The government of Saudi Arabia has officially announced that Jamal Khashoggi, the dissident journalist who disappeared two weeks ago, was killed inside the Saudi consulate in Istanbul at the hands of Saudi government officials.
According to an initial Saudi-led investigation, Khashoggi died inside the consulate after a conversation “did not proceed in the desired manner,” the Saudi Foreign Ministry said on Friday night. There was “a fistfight that led to his death,” added Riyadh’s public prosecutor in a statement. It seems Khashoggi ultimately died from a chokehold.
Eighteen Saudis have been arrested in connection to the case, Saudi state-run television announced.

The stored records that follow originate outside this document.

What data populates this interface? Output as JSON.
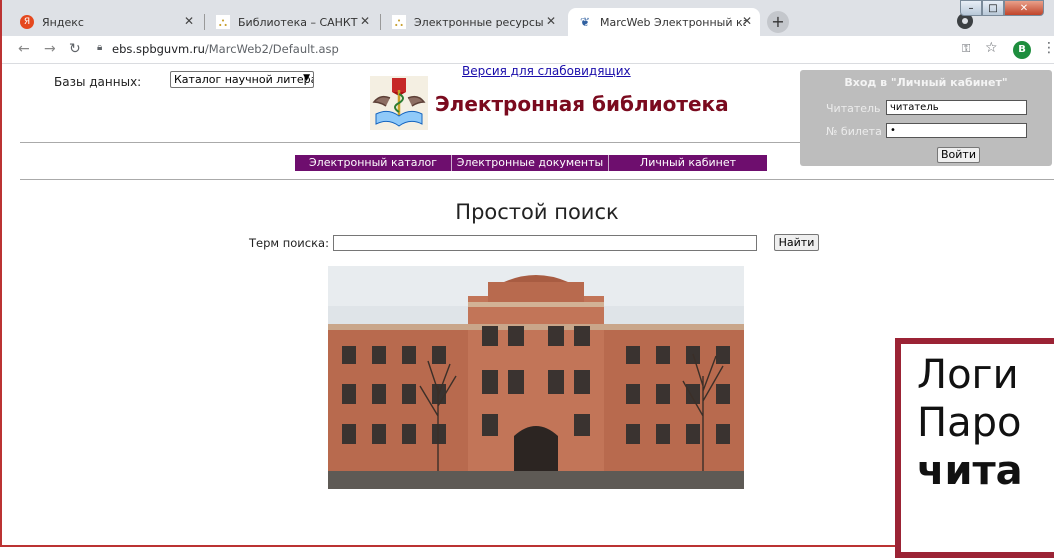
{
  "tabs": [
    {
      "label": "Яндекс",
      "favicon": "yandex-icon"
    },
    {
      "label": "Библиотека – САНКТ-ПЕТЕРБУРГ",
      "favicon": "library-icon"
    },
    {
      "label": "Электронные ресурсы – САНКТ",
      "favicon": "library-icon"
    },
    {
      "label": "MarcWeb Электронный каталог",
      "favicon": "marcweb-icon",
      "active": true
    }
  ],
  "browser": {
    "url_domain": "ebs.spbguvm.ru",
    "url_path": "/MarcWeb2/Default.asp",
    "avatar_letter": "В",
    "new_tab": "+"
  },
  "header": {
    "db_label": "Базы данных:",
    "db_selected": "Каталог научной литерат",
    "low_vision_link": "Версия для слабовидящих",
    "title": "Электронная библиотека"
  },
  "login": {
    "title": "Вход в \"Личный кабинет\"",
    "reader_label": "Читатель",
    "reader_value": "читатель",
    "ticket_label": "№ билета",
    "ticket_value": "•",
    "submit": "Войти"
  },
  "menu": [
    {
      "label": "Электронный каталог"
    },
    {
      "label": "Электронные документы"
    },
    {
      "label": "Личный кабинет"
    }
  ],
  "search": {
    "title": "Простой поиск",
    "term_label": "Терм поиска:",
    "term_value": "",
    "button": "Найти"
  },
  "hint": {
    "line1": "Логи",
    "line2": "Паро",
    "line3": "чита"
  },
  "colors": {
    "title": "#7a0a1e",
    "menubar": "#6e0e6e",
    "login_box": "#bdbdbd",
    "hint_border": "#9b2335"
  }
}
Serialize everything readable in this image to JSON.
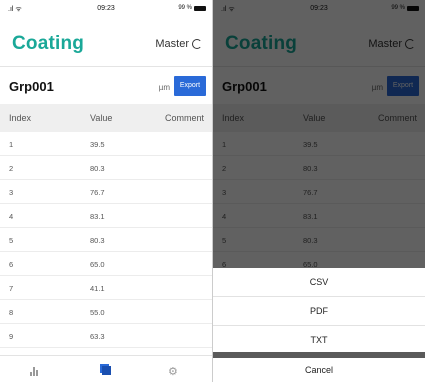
{
  "status": {
    "time": "09:23",
    "battery": "99 %"
  },
  "header": {
    "brand": "Coating",
    "mode": "Master"
  },
  "group": {
    "name": "Grp001",
    "unit": "µm",
    "export_label": "Export"
  },
  "table": {
    "columns": [
      "Index",
      "Value",
      "Comment"
    ],
    "rows": [
      {
        "index": "1",
        "value": "39.5",
        "comment": ""
      },
      {
        "index": "2",
        "value": "80.3",
        "comment": ""
      },
      {
        "index": "3",
        "value": "76.7",
        "comment": ""
      },
      {
        "index": "4",
        "value": "83.1",
        "comment": ""
      },
      {
        "index": "5",
        "value": "80.3",
        "comment": ""
      },
      {
        "index": "6",
        "value": "65.0",
        "comment": ""
      },
      {
        "index": "7",
        "value": "41.1",
        "comment": ""
      },
      {
        "index": "8",
        "value": "55.0",
        "comment": ""
      },
      {
        "index": "9",
        "value": "63.3",
        "comment": ""
      }
    ]
  },
  "tabbar": {
    "icons": [
      "bar-chart-icon",
      "layers-icon",
      "gear-icon"
    ]
  },
  "export_sheet": {
    "options": [
      "CSV",
      "PDF",
      "TXT"
    ],
    "cancel_label": "Cancel"
  },
  "colors": {
    "brand": "#1aa898",
    "accent": "#2a6ad8",
    "overlay": "rgba(0,0,0,0.62)"
  }
}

They include a top intelligence official, Maj. Gen. Ahmed al-Assiri; Saud al-Qahtani, a close aide to Crown Prince Mohammed bin Salman, whom US intelligence says likely knew about what happened to Khashoggi; and a total of four generals involved in foreign intelligence.

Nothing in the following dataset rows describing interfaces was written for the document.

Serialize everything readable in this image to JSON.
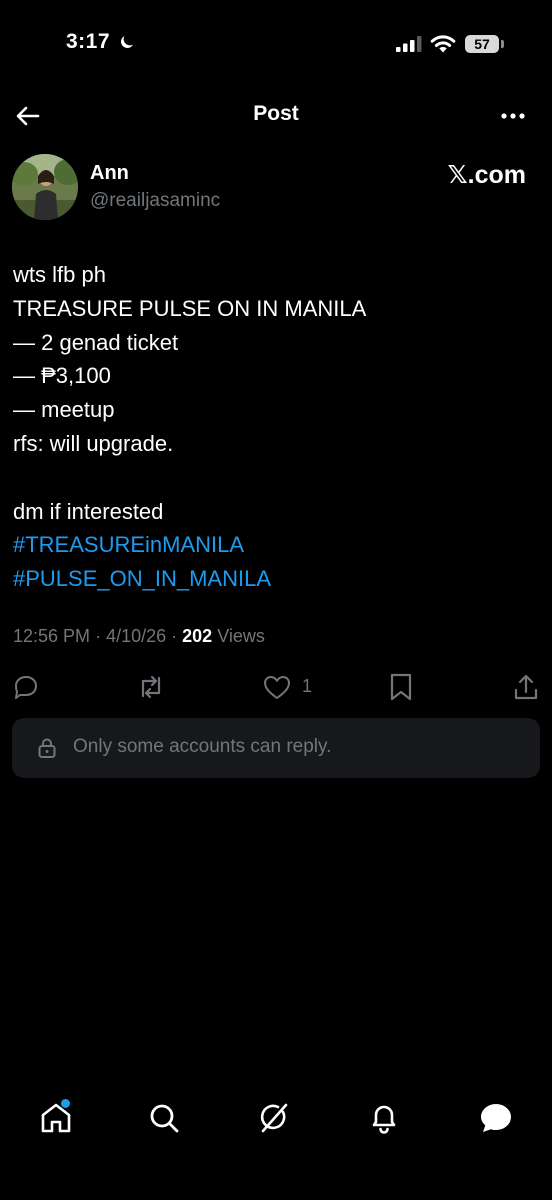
{
  "status_bar": {
    "time": "3:17",
    "battery_level": "57",
    "icons": [
      "moon-icon",
      "signal-icon",
      "wifi-icon",
      "battery-icon"
    ]
  },
  "header": {
    "title": "Post",
    "back_icon": "arrow-left-icon",
    "more_icon": "more-horizontal-icon"
  },
  "author": {
    "name": "Ann",
    "handle": "@reailjasaminc",
    "source": "𝕏.com"
  },
  "post": {
    "lines": [
      {
        "text": "wts lfb ph",
        "type": "text"
      },
      {
        "text": "TREASURE PULSE ON IN MANILA",
        "type": "text"
      },
      {
        "text": "— 2 genad ticket",
        "type": "text"
      },
      {
        "text": "— ₱3,100",
        "type": "text"
      },
      {
        "text": "— meetup",
        "type": "text"
      },
      {
        "text": "rfs: will upgrade.",
        "type": "text"
      },
      {
        "text": "",
        "type": "text"
      },
      {
        "text": "dm if interested",
        "type": "text"
      },
      {
        "text": "#TREASUREinMANILA",
        "type": "hashtag"
      },
      {
        "text": "#PULSE_ON_IN_MANILA",
        "type": "hashtag"
      }
    ],
    "meta": {
      "time": "12:56 PM",
      "date": "4/10/26",
      "views_count": "202",
      "views_label": "Views"
    }
  },
  "actions": {
    "reply_icon": "reply-icon",
    "repost_icon": "repost-icon",
    "like_icon": "heart-icon",
    "like_count": "1",
    "bookmark_icon": "bookmark-icon",
    "share_icon": "share-icon"
  },
  "reply_restriction": {
    "text": "Only some accounts can reply."
  },
  "bottom_nav": {
    "items": [
      "home-icon",
      "search-icon",
      "grok-icon",
      "notifications-icon",
      "messages-icon"
    ],
    "accent": "#1d9bf0"
  }
}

Thus ends at least part of the mystery of what happened to the Washington Post columnist. But many questions remain, including what happened to Khashoggi’s body, whether the Saudi officials responsible were sent to Istanbul by Crown Prince Mohammed himself, and why one of those officials just so happened to be an autopsy expert.
The kingdom has set up a commission to investigate what happened, state-run television said, and will release a report in a month. A Saudi team is soon headed to Turkey to “clarify the truth,” the Saudi Press Agency reported.
However, given that the Saudi government has blatantly lied to the public for two weeks — maintaining that Khashoggi had merely left the consulate on his own through a back entrance — it’s unlikely the report will reveal the full truth about exactly what happened.
How will Trump respond?
US officials from across the political spectrum have already started to push back on the Saudi announcement.
“To say that I am skeptical of the new Saudi narrative about Mr. Khashoggi is an understatement,” Sen. Lindsey Graham (R-SC), a top ally of President Donald Trump, tweeted on Friday night.
“Where is the body?” asked Rep. Eric Swalwell (D-CA), a top member of the House Intelligence Committee, on Twitter. “#Khashoggi’s family deserve immediate custody of the remains as they seek some measure of closure.”
The White House did make an official statement on Friday night, saying it was “saddened” by the Saudi admission.
Statement on Saudi Arabia Investigation: pic.twitter.com/DjBdwZAGAi— Sarah Sanders (@PressSec) October 19, 2018
But the only reaction that matters is Trump’s alone. The problem is that he’s changed his stance on this issue over the past week.
Trump has repeatedly said he doesn’t want to take any actions that could imperil a litany of arms sales to Riyadh that could total $110 billion. What’s more, Trump has noted that Khashoggi was a US resident, but not a citizen, suggesting that his death doesn’t merit a stern response from America. On Monday, he insinuated that “rogue killers” were behind the journalist’s disappearance.
But three days later, he told reporters that it “certainly looks” like Khashoggi is dead, and vowed “severe” consequences if Saudi royals were behind the possible killing.
It’s currently unclear if any members of the vast Saudi royal family are among the 18 individuals arrested in the case, so it remains to be seen whether the US will respond with any kind of punishment. And since the news came on a Friday night in America, it’s unlikely there will be much initial pressure on the president to do anything.
Trump told reporters late Friday that he finds the Saudi explanation credible, adding that “Saudi Arabia has been a great ally, but what happened is unacceptable.” But he said he wanted to speak to the crown prince directly before making any moves.
However, Trump indicated that if he did choose to punish Saudi Arabia for its actions, he would prefer “some form of sanction” rather than canceling the $110 billion arms deal with the repressive country.
The president previously expressed the same sentiment last week, telling reporters in the Oval Office, “I don’t like stopping massive amounts of money that’s being poured into our country.”